● **HOW TO COMPLETE THIS TASK**: The records follow. Retype them without a single change.

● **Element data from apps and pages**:
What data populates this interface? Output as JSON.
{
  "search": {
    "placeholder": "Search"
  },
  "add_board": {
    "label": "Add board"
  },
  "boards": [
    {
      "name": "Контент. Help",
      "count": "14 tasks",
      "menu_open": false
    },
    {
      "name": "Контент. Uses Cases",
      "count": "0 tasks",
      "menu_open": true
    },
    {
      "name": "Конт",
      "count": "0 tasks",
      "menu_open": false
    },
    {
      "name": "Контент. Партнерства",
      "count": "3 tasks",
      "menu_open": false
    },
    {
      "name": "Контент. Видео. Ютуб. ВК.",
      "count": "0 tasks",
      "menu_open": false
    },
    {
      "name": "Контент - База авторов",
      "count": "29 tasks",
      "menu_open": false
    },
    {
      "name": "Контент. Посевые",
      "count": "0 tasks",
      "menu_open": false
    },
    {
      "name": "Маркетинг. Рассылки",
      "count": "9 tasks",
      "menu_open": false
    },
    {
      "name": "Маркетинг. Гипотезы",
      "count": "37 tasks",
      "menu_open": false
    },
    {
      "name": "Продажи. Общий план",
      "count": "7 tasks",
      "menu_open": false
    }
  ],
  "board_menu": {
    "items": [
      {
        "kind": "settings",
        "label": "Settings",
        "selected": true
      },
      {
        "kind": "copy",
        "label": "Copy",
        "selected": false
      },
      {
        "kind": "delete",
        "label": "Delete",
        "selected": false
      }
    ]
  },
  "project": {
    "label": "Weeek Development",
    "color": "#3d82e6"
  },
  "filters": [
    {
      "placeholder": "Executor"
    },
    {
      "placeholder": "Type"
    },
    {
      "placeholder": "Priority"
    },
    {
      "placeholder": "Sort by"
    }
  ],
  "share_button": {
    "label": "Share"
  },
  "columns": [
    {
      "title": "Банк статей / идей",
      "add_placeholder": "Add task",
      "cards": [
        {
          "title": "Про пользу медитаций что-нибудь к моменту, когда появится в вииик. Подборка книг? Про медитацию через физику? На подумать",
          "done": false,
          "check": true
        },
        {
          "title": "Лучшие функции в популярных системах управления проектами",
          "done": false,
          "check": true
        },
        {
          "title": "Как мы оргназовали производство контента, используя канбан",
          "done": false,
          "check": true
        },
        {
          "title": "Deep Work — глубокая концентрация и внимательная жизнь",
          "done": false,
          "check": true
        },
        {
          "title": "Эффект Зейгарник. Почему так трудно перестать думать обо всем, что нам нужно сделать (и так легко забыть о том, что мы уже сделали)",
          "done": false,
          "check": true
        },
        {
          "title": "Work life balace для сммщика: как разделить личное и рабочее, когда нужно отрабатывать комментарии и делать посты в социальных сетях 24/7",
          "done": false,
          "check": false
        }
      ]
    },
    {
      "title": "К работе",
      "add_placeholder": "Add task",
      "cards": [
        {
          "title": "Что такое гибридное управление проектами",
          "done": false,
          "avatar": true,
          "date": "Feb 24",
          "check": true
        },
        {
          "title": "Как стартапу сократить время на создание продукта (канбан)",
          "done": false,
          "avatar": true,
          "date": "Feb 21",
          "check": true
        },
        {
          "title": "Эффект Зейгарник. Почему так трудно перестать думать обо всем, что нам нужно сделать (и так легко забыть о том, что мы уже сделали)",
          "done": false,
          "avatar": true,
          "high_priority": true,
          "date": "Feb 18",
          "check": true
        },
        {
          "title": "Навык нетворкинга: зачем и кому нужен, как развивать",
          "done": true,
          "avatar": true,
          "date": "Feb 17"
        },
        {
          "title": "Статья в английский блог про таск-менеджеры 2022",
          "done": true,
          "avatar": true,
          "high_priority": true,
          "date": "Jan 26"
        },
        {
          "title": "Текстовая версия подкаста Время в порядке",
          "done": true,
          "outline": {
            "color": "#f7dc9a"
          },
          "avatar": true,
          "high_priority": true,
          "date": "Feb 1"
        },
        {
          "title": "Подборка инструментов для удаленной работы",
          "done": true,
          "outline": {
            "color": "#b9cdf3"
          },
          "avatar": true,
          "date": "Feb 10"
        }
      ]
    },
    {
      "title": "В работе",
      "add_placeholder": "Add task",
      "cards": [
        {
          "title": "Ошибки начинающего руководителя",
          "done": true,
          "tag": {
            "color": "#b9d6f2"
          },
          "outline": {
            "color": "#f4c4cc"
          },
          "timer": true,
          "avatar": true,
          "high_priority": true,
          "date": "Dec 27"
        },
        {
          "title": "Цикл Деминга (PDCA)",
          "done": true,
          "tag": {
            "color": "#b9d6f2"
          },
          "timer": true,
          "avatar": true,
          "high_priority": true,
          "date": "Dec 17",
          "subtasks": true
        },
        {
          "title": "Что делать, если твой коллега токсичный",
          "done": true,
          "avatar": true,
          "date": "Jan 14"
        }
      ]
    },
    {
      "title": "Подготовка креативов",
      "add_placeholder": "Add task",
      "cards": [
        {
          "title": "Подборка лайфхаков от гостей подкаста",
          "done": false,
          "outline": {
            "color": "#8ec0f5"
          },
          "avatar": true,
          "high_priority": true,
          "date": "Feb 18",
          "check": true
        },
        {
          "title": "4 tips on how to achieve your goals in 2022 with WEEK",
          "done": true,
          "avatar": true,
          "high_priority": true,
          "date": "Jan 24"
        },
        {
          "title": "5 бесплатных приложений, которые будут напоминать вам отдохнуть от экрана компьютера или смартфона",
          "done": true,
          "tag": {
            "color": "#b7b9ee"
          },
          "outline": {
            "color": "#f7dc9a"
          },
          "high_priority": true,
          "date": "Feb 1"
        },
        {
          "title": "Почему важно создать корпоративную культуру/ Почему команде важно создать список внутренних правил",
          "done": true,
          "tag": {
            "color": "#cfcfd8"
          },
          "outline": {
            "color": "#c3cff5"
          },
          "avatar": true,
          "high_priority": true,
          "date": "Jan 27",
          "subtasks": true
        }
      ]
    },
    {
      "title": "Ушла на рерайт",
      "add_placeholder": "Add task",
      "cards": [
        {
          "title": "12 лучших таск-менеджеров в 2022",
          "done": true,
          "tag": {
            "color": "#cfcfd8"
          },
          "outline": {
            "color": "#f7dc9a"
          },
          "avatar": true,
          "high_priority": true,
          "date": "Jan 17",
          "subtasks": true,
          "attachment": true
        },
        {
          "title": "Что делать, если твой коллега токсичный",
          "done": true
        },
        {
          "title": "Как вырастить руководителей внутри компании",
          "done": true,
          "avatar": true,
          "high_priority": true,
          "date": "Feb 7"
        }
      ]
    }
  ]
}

● **TASK ANSWER**:
What data populates this interface? Output as JSON.
{
  "search": {
    "placeholder": "Search"
  },
  "add_board": {
    "label": "Add board"
  },
  "boards": [
    {
      "name": "Контент. Help",
      "count": "14 tasks",
      "menu_open": false
    },
    {
      "name": "Контент. Uses Cases",
      "count": "0 tasks",
      "menu_open": true
    },
    {
      "name": "Конт",
      "count": "0 tasks",
      "menu_open": false
    },
    {
      "name": "Контент. Партнерства",
      "count": "3 tasks",
      "menu_open": false
    },
    {
      "name": "Контент. Видео. Ютуб. ВК.",
      "count": "0 tasks",
      "menu_open": false
    },
    {
      "name": "Контент - База авторов",
      "count": "29 tasks",
      "menu_open": false
    },
    {
      "name": "Контент. Посевые",
      "count": "0 tasks",
      "menu_open": false
    },
    {
      "name": "Маркетинг. Рассылки",
      "count": "9 tasks",
      "menu_open": false
    },
    {
      "name": "Маркетинг. Гипотезы",
      "count": "37 tasks",
      "menu_open": false
    },
    {
      "name": "Продажи. Общий план",
      "count": "7 tasks",
      "menu_open": false
    }
  ],
  "board_menu": {
    "items": [
      {
        "kind": "settings",
        "label": "Settings",
        "selected": true
      },
      {
        "kind": "copy",
        "label": "Copy",
        "selected": false
      },
      {
        "kind": "delete",
        "label": "Delete",
        "selected": false
      }
    ]
  },
  "project": {
    "label": "Weeek Development",
    "color": "#3d82e6"
  },
  "filters": [
    {
      "placeholder": "Executor"
    },
    {
      "placeholder": "Type"
    },
    {
      "placeholder": "Priority"
    },
    {
      "placeholder": "Sort by"
    }
  ],
  "share_button": {
    "label": "Share"
  },
  "columns": [
    {
      "title": "Банк статей / идей",
      "add_placeholder": "Add task",
      "cards": [
        {
          "title": "Про пользу медитаций что-нибудь к моменту, когда появится в вииик. Подборка книг? Про медитацию через физику? На подумать",
          "done": false,
          "check": true
        },
        {
          "title": "Лучшие функции в популярных системах управления проектами",
          "done": false,
          "check": true
        },
        {
          "title": "Как мы оргназовали производство контента, используя канбан",
          "done": false,
          "check": true
        },
        {
          "title": "Deep Work — глубокая концентрация и внимательная жизнь",
          "done": false,
          "check": true
        },
        {
          "title": "Эффект Зейгарник. Почему так трудно перестать думать обо всем, что нам нужно сделать (и так легко забыть о том, что мы уже сделали)",
          "done": false,
          "check": true
        },
        {
          "title": "Work life balace для сммщика: как разделить личное и рабочее, когда нужно отрабатывать комментарии и делать посты в социальных сетях 24/7",
          "done": false,
          "check": false
        }
      ]
    },
    {
      "title": "К работе",
      "add_placeholder": "Add task",
      "cards": [
        {
          "title": "Что такое гибридное управление проектами",
          "done": false,
          "avatar": true,
          "date": "Feb 24",
          "check": true
        },
        {
          "title": "Как стартапу сократить время на создание продукта (канбан)",
          "done": false,
          "avatar": true,
          "date": "Feb 21",
          "check": true
        },
        {
          "title": "Эффект Зейгарник. Почему так трудно перестать думать обо всем, что нам нужно сделать (и так легко забыть о том, что мы уже сделали)",
          "done": false,
          "avatar": true,
          "high_priority": true,
          "date": "Feb 18",
          "check": true
        },
        {
          "title": "Навык нетворкинга: зачем и кому нужен, как развивать",
          "done": true,
          "avatar": true,
          "date": "Feb 17"
        },
        {
          "title": "Статья в английский блог про таск-менеджеры 2022",
          "done": true,
          "avatar": true,
          "high_priority": true,
          "date": "Jan 26"
        },
        {
          "title": "Текстовая версия подкаста Время в порядке",
          "done": true,
          "outline": {
            "color": "#f7dc9a"
          },
          "avatar": true,
          "high_priority": true,
          "date": "Feb 1"
        },
        {
          "title": "Подборка инструментов для удаленной работы",
          "done": true,
          "outline": {
            "color": "#b9cdf3"
          },
          "avatar": true,
          "date": "Feb 10"
        }
      ]
    },
    {
      "title": "В работе",
      "add_placeholder": "Add task",
      "cards": [
        {
          "title": "Ошибки начинающего руководителя",
          "done": true,
          "tag": {
            "color": "#b9d6f2"
          },
          "outline": {
            "color": "#f4c4cc"
          },
          "timer": true,
          "avatar": true,
          "high_priority": true,
          "date": "Dec 27"
        },
        {
          "title": "Цикл Деминга (PDCA)",
          "done": true,
          "tag": {
            "color": "#b9d6f2"
          },
          "timer": true,
          "avatar": true,
          "high_priority": true,
          "date": "Dec 17",
          "subtasks": true
        },
        {
          "title": "Что делать, если твой коллега токсичный",
          "done": true,
          "avatar": true,
          "date": "Jan 14"
        }
      ]
    },
    {
      "title": "Подготовка креативов",
      "add_placeholder": "Add task",
      "cards": [
        {
          "title": "Подборка лайфхаков от гостей подкаста",
          "done": false,
          "outline": {
            "color": "#8ec0f5"
          },
          "avatar": true,
          "high_priority": true,
          "date": "Feb 18",
          "check": true
        },
        {
          "title": "4 tips on how to achieve your goals in 2022 with WEEK",
          "done": true,
          "avatar": true,
          "high_priority": true,
          "date": "Jan 24"
        },
        {
          "title": "5 бесплатных приложений, которые будут напоминать вам отдохнуть от экрана компьютера или смартфона",
          "done": true,
          "tag": {
            "color": "#b7b9ee"
          },
          "outline": {
            "color": "#f7dc9a"
          },
          "high_priority": true,
          "date": "Feb 1"
        },
        {
          "title": "Почему важно создать корпоративную культуру/ Почему команде важно создать список внутренних правил",
          "done": true,
          "tag": {
            "color": "#cfcfd8"
          },
          "outline": {
            "color": "#c3cff5"
          },
          "avatar": true,
          "high_priority": true,
          "date": "Jan 27",
          "subtasks": true
        }
      ]
    },
    {
      "title": "Ушла на рерайт",
      "add_placeholder": "Add task",
      "cards": [
        {
          "title": "12 лучших таск-менеджеров в 2022",
          "done": true,
          "tag": {
            "color": "#cfcfd8"
          },
          "outline": {
            "color": "#f7dc9a"
          },
          "avatar": true,
          "high_priority": true,
          "date": "Jan 17",
          "subtasks": true,
          "attachment": true
        },
        {
          "title": "Что делать, если твой коллега токсичный",
          "done": true
        },
        {
          "title": "Как вырастить руководителей внутри компании",
          "done": true,
          "avatar": true,
          "high_priority": true,
          "date": "Feb 7"
        }
      ]
    }
  ]
}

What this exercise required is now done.